What to produce:
Every entry below should be printed exactly, without its images.

-*-

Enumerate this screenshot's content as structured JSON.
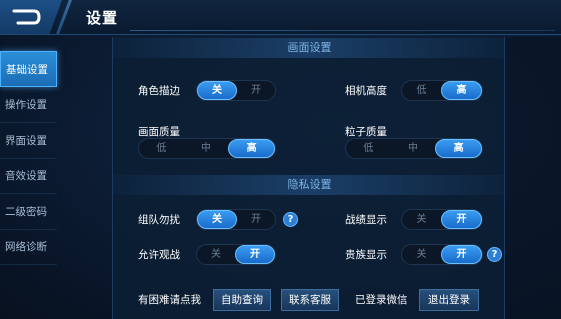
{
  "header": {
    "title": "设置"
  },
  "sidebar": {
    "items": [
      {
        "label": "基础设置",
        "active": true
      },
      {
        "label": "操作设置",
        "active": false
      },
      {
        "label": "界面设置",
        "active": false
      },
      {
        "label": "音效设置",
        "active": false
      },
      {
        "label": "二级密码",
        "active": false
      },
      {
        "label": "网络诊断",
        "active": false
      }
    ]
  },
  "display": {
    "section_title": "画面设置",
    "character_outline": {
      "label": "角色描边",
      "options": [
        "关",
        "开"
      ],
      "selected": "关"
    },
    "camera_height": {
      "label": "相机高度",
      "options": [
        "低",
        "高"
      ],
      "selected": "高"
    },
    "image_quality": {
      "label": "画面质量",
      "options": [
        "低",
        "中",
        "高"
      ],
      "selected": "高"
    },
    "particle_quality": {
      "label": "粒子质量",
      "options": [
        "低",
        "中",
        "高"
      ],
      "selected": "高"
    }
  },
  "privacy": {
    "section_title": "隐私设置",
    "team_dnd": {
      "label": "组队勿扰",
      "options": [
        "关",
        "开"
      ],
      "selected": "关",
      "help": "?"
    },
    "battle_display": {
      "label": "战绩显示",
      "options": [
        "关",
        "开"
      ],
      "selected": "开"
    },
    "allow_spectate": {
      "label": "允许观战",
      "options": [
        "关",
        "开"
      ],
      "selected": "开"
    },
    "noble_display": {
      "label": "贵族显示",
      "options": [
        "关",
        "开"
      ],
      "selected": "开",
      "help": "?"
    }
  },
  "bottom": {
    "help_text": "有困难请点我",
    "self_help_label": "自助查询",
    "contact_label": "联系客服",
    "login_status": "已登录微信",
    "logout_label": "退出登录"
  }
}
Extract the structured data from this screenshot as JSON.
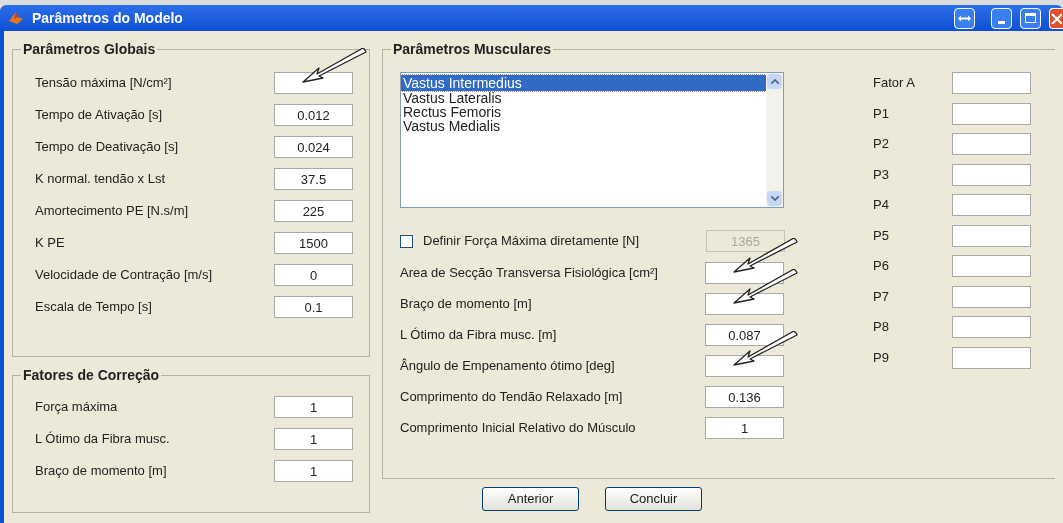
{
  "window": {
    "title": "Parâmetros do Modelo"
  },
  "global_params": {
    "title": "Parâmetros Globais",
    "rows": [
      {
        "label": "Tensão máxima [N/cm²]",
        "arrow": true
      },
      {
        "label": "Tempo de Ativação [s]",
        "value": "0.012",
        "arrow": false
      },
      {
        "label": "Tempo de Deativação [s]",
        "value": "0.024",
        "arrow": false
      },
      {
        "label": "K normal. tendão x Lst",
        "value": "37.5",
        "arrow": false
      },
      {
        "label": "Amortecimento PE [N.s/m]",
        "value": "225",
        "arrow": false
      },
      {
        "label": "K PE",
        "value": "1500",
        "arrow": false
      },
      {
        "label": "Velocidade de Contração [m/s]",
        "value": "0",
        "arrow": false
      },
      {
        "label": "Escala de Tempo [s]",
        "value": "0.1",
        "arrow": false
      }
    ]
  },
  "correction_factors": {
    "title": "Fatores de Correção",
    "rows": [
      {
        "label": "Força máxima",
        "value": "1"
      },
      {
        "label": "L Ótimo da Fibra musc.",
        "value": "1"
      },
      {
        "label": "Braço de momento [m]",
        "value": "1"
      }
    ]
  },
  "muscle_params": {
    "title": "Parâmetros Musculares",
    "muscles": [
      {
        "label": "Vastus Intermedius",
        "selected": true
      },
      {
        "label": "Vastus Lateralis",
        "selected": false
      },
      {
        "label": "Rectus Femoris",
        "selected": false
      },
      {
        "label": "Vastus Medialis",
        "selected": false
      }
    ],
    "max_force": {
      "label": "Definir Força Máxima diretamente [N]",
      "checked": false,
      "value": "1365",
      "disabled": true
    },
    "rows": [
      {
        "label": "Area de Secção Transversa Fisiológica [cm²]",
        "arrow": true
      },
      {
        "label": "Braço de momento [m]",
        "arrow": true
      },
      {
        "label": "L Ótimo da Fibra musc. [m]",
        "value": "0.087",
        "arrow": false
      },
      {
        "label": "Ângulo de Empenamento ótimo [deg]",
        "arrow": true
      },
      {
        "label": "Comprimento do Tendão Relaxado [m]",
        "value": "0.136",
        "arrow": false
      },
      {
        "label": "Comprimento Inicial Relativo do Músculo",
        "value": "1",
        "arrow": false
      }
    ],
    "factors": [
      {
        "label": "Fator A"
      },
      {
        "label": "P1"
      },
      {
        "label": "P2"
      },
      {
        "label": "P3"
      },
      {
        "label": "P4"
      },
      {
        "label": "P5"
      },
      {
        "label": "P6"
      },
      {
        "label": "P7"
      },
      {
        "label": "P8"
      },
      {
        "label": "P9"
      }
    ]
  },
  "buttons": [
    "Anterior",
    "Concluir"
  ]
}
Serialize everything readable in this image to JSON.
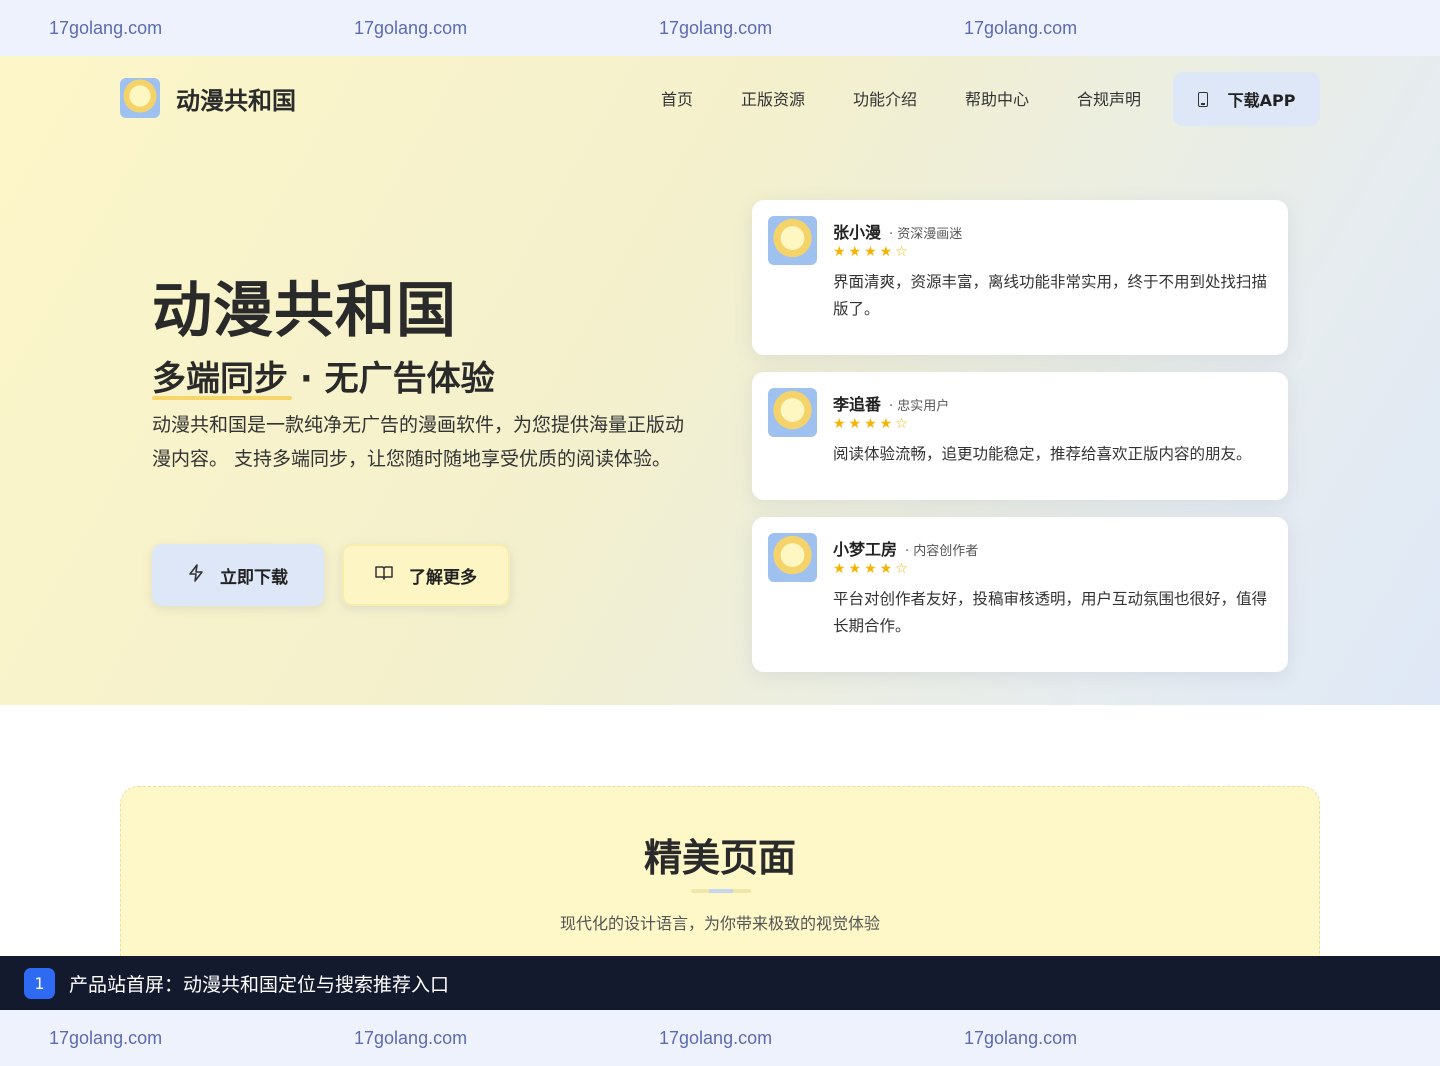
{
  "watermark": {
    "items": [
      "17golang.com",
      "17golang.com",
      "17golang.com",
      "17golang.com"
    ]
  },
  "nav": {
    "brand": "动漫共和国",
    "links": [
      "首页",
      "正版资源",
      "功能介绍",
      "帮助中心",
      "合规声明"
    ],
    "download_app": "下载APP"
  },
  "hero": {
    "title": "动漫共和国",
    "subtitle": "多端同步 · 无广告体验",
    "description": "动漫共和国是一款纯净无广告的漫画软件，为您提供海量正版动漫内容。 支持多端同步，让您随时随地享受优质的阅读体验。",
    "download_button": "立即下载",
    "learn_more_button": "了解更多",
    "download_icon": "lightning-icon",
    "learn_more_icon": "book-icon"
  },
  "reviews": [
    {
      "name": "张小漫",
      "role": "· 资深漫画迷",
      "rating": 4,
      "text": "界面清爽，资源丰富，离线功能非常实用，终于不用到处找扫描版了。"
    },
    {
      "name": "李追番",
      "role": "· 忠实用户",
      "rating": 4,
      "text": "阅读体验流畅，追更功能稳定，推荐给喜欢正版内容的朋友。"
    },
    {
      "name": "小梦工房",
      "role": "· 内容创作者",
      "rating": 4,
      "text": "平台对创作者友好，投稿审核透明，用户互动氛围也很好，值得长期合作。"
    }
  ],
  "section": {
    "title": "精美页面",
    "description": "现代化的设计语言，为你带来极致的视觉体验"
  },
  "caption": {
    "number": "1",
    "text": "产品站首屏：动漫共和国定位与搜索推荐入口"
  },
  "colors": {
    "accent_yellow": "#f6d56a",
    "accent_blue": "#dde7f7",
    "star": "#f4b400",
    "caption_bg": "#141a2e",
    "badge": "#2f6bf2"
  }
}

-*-

Output for this exercise:
Enumerate this screenshot's content as structured JSON.
{
  "header": {
    "title": "设置"
  },
  "sidebar": {
    "items": [
      {
        "label": "基础设置",
        "active": true
      },
      {
        "label": "操作设置",
        "active": false
      },
      {
        "label": "界面设置",
        "active": false
      },
      {
        "label": "音效设置",
        "active": false
      },
      {
        "label": "二级密码",
        "active": false
      },
      {
        "label": "网络诊断",
        "active": false
      }
    ]
  },
  "display": {
    "section_title": "画面设置",
    "character_outline": {
      "label": "角色描边",
      "options": [
        "关",
        "开"
      ],
      "selected": "关"
    },
    "camera_height": {
      "label": "相机高度",
      "options": [
        "低",
        "高"
      ],
      "selected": "高"
    },
    "image_quality": {
      "label": "画面质量",
      "options": [
        "低",
        "中",
        "高"
      ],
      "selected": "高"
    },
    "particle_quality": {
      "label": "粒子质量",
      "options": [
        "低",
        "中",
        "高"
      ],
      "selected": "高"
    }
  },
  "privacy": {
    "section_title": "隐私设置",
    "team_dnd": {
      "label": "组队勿扰",
      "options": [
        "关",
        "开"
      ],
      "selected": "关",
      "help": "?"
    },
    "battle_display": {
      "label": "战绩显示",
      "options": [
        "关",
        "开"
      ],
      "selected": "开"
    },
    "allow_spectate": {
      "label": "允许观战",
      "options": [
        "关",
        "开"
      ],
      "selected": "开"
    },
    "noble_display": {
      "label": "贵族显示",
      "options": [
        "关",
        "开"
      ],
      "selected": "开",
      "help": "?"
    }
  },
  "bottom": {
    "help_text": "有困难请点我",
    "self_help_label": "自助查询",
    "contact_label": "联系客服",
    "login_status": "已登录微信",
    "logout_label": "退出登录"
  }
}
Extract the structured data from this screenshot as JSON.
{
  "window": {
    "title": "Parâmetros do Modelo"
  },
  "global_params": {
    "title": "Parâmetros Globais",
    "rows": [
      {
        "label": "Tensão máxima [N/cm²]",
        "arrow": true
      },
      {
        "label": "Tempo de Ativação [s]",
        "value": "0.012",
        "arrow": false
      },
      {
        "label": "Tempo de Deativação [s]",
        "value": "0.024",
        "arrow": false
      },
      {
        "label": "K normal. tendão x Lst",
        "value": "37.5",
        "arrow": false
      },
      {
        "label": "Amortecimento PE [N.s/m]",
        "value": "225",
        "arrow": false
      },
      {
        "label": "K PE",
        "value": "1500",
        "arrow": false
      },
      {
        "label": "Velocidade de Contração [m/s]",
        "value": "0",
        "arrow": false
      },
      {
        "label": "Escala de Tempo [s]",
        "value": "0.1",
        "arrow": false
      }
    ]
  },
  "correction_factors": {
    "title": "Fatores de Correção",
    "rows": [
      {
        "label": "Força máxima",
        "value": "1"
      },
      {
        "label": "L Ótimo da Fibra musc.",
        "value": "1"
      },
      {
        "label": "Braço de momento [m]",
        "value": "1"
      }
    ]
  },
  "muscle_params": {
    "title": "Parâmetros Musculares",
    "muscles": [
      {
        "label": "Vastus Intermedius",
        "selected": true
      },
      {
        "label": "Vastus Lateralis",
        "selected": false
      },
      {
        "label": "Rectus Femoris",
        "selected": false
      },
      {
        "label": "Vastus Medialis",
        "selected": false
      }
    ],
    "max_force": {
      "label": "Definir Força Máxima diretamente [N]",
      "checked": false,
      "value": "1365",
      "disabled": true
    },
    "rows": [
      {
        "label": "Area de Secção Transversa Fisiológica [cm²]",
        "arrow": true
      },
      {
        "label": "Braço de momento [m]",
        "arrow": true
      },
      {
        "label": "L Ótimo da Fibra musc. [m]",
        "value": "0.087",
        "arrow": false
      },
      {
        "label": "Ângulo de Empenamento ótimo [deg]",
        "arrow": true
      },
      {
        "label": "Comprimento do Tendão Relaxado [m]",
        "value": "0.136",
        "arrow": false
      },
      {
        "label": "Comprimento Inicial Relativo do Músculo",
        "value": "1",
        "arrow": false
      }
    ],
    "factors": [
      {
        "label": "Fator A"
      },
      {
        "label": "P1"
      },
      {
        "label": "P2"
      },
      {
        "label": "P3"
      },
      {
        "label": "P4"
      },
      {
        "label": "P5"
      },
      {
        "label": "P6"
      },
      {
        "label": "P7"
      },
      {
        "label": "P8"
      },
      {
        "label": "P9"
      }
    ]
  },
  "buttons": [
    "Anterior",
    "Concluir"
  ]
}
Serialize everything readable in this image to JSON.
{
  "watermark": {
    "items": [
      "17golang.com",
      "17golang.com",
      "17golang.com",
      "17golang.com"
    ]
  },
  "nav": {
    "brand": "动漫共和国",
    "links": [
      "首页",
      "正版资源",
      "功能介绍",
      "帮助中心",
      "合规声明"
    ],
    "download_app": "下载APP"
  },
  "hero": {
    "title": "动漫共和国",
    "subtitle": "多端同步 · 无广告体验",
    "description": "动漫共和国是一款纯净无广告的漫画软件，为您提供海量正版动漫内容。 支持多端同步，让您随时随地享受优质的阅读体验。",
    "download_button": "立即下载",
    "learn_more_button": "了解更多",
    "download_icon": "lightning-icon",
    "learn_more_icon": "book-icon"
  },
  "reviews": [
    {
      "name": "张小漫",
      "role": "· 资深漫画迷",
      "rating": 4,
      "text": "界面清爽，资源丰富，离线功能非常实用，终于不用到处找扫描版了。"
    },
    {
      "name": "李追番",
      "role": "· 忠实用户",
      "rating": 4,
      "text": "阅读体验流畅，追更功能稳定，推荐给喜欢正版内容的朋友。"
    },
    {
      "name": "小梦工房",
      "role": "· 内容创作者",
      "rating": 4,
      "text": "平台对创作者友好，投稿审核透明，用户互动氛围也很好，值得长期合作。"
    }
  ],
  "section": {
    "title": "精美页面",
    "description": "现代化的设计语言，为你带来极致的视觉体验"
  },
  "caption": {
    "number": "1",
    "text": "产品站首屏：动漫共和国定位与搜索推荐入口"
  },
  "colors": {
    "accent_yellow": "#f6d56a",
    "accent_blue": "#dde7f7",
    "star": "#f4b400",
    "caption_bg": "#141a2e",
    "badge": "#2f6bf2"
  }
}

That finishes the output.